by Catherine Schofield Sezgin
Forty years ago yesterday three men robbed the Montreal Museum of Fine Arts -- they have never been caught and 17 of the paintings have never been found.
When three men stole 18 paintings by such well-known artists as Rembrandt, Corot, Courbet, Breughel and Millet from the Montreal Museum of Fine Arts on September 4, 1972 it was the largest art theft in North America. The thieves have never been arrested for this art heist and the pictures remain missing but it was not the perfect crime. The setting off of an old security alarm scared the thieves off and prevented them from stealing more art. And the attempt to ransom back the loot, which also included 39 pieces of jewelry and decorative art, failed.
One of the difficulties of describing the robbery of the Montreal Museum of Fine Arts in 1972 is that the police do not show the crime's files to journalists or researchers since the case remains open. Luana Parker's reporting after the heist for The [Montreal] Gazette under the headline "Art worth $2 million stolen from museum" provided the foundation for much of information about the thieves' physical description and how they stole the paintings and 39 pieces of jewelry and decorative art. Her work is footnoted in an academic article on this subject published in the Spring 2011 issue of The Journal of Art Crime. Five years ago, retired journalist Bill Bantey, the museum's director of public relations and the first official alerted to the art heist, wrote an article about the theft. In 2009, I met with Mr. Bantey and retired Montreal police officer Alain Lacoursière to piece together information about the theft. Mr. Lacoursière discussed information he recalled from working on the case in the 1990s while investigating art crime.
Here's a synopsis of my version of the art heist nicknamed "The Skylight Caper" (by columnist L. Ian MacDonald writing "Montreal this morning" for The Gazette in 1975):
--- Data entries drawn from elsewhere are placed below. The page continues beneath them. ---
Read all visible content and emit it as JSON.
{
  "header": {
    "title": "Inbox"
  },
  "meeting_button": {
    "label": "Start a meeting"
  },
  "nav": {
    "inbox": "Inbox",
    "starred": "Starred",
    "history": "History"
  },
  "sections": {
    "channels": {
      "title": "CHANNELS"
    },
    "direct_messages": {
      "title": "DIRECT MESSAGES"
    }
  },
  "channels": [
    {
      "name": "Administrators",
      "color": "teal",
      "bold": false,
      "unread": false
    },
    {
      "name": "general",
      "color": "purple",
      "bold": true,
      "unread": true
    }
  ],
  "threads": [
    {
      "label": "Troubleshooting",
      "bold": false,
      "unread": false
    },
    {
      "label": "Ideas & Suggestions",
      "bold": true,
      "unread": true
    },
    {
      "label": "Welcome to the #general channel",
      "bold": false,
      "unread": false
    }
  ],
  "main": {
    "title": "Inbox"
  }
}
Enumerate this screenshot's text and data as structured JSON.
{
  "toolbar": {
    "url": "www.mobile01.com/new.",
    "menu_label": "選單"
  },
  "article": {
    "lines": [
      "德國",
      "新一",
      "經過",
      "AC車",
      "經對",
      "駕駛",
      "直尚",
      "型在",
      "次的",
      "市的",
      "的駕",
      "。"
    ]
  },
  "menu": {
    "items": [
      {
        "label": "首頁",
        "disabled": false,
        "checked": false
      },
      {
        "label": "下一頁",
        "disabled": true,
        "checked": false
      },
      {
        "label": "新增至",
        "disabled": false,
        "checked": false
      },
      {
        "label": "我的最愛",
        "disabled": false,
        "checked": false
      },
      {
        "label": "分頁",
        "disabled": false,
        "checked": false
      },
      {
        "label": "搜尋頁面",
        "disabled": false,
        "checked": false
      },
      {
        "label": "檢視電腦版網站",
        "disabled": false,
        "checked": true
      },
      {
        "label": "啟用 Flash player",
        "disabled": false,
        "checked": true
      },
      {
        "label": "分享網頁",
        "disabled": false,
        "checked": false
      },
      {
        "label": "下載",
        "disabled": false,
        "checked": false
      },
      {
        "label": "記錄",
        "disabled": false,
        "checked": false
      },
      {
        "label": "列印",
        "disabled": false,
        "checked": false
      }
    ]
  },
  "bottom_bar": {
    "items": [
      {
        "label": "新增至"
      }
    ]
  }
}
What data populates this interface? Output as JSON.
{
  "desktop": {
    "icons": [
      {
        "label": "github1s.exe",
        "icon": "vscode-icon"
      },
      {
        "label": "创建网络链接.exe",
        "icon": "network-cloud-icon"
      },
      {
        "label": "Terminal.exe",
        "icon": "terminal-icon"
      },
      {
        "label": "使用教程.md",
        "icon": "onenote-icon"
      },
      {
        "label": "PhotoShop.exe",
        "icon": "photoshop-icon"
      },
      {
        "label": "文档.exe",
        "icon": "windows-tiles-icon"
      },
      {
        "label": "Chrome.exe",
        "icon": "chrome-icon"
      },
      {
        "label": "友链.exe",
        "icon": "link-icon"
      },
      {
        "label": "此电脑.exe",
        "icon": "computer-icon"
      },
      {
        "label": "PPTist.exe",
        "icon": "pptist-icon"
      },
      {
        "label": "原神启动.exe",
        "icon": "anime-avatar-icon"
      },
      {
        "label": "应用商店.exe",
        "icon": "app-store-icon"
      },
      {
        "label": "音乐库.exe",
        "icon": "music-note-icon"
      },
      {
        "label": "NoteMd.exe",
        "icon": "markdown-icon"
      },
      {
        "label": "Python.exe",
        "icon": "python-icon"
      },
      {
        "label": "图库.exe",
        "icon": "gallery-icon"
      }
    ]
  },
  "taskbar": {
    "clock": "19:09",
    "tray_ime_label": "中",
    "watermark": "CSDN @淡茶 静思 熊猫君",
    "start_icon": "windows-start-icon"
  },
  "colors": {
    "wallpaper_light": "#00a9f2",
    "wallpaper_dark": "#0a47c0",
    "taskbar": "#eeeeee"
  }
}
The Montreal Museum of Fine Arts was robbed in the early hours of Labor Day on September 5, 1972. The city had plenty of distractions that weekend. On Friday night, three men set fire to the Blue Bird Café and Wagon Wheel killing 37 people of the 200 trapped on the supper floor of the country western bar. On Saturday night, Canada's national hockey team lost 7-3 to the "amateur" team from the Soviet Union which stunned overly confidant fans. Sunday's newspapers were filled with stories about the victims from Montreal's fatal fire, otherwise Montreal residents were looking forward to a rematch against the Russians in Toronto the next day and marking the end of a summer exposition with fireworks.
The Montreal Museum of Fine Arts, the city's most prestigious art gallery was expecting a quiet weekend. The museum's director, its head of security, and even the president of the Board of Trustees were on vacation in Mexico and the United States. The 60-year-old building housing the art collection, created through donations from some of Canada's wealthiest residents, had a skylight under repair and was scheduled to be closed for a major renovation.
Early Monday morning a man wearing "picks" on his boots (similar to equipment worn by telephone and utility repair personnel) scaled a tree outside of the building on Sherbrooke Street to reach the roof. He found a construction ladder, slipped it down to the ground for two more men to join him on top of the museum building. The three men walked over to the skylight under construction and opened it up. A plastic tarp laid down by the construction crew had de-activated the skylight's alarm. The thieves, who had a 12-pump shotgun and a .38 Smith and Wesson handgun, slid down nylon ropes at about 1.30 a.m. They ordered a security guard to lie down on the floor, when he did not move quickly enough, two shots were fired into the ceiling. Two more guards arrived and the thieves tied up the three guards. While one man watched the security guards, the other two men gathered up paintings, jewelry and other valuable portable objects. Luana Parker cites this description of the thieves from the police report:
They said they saw two long-haired men, about five feet, six inches tall, and wearing ski hoods and sports clothes. One spoke French, the other English. But they heard another French voice of a man they never saw.
The thieves planned to escape in a museum panel truck parked in the garage. However, one of the thieves "tripped the side-entry alarm on his way out with the first load, the men ran out, taking what they could" (Parker).
While Parker reported that the thieves "escaped in a panel truck", Alain Lacoursière told me that the thieves ran out of the building, carrying only half of the paintings that they had selected.
Bill Bantey, the senior museum official on duty that weekend, received a phone call from the head security guard about an hour after the thieves had escaped. He told the security guard to call the police, and then Bantey went down to the museum in the early morning hours. Ruth Jackson, a long-time museum curator, also arrived at the museum, now a crime scene, and would describe later what she saw:
There was a sea of broken frames and backings, and smashed showcases. Upstairs in the room where the major theft took place, it was just devastation. They'd cleaned it out completely.
For the second pile, they'd gone around selecting from various rooms. I shudder when I think what might have been if they hadn't opened that door ... With what they'd proposed to remove, if they'd been undisturbed -- it was just like they meant a general clear out of the museum.
Mr. Bantey organized a press conference a few hours later and released information about the stolen paintings. Only one painting was recovered a few months later.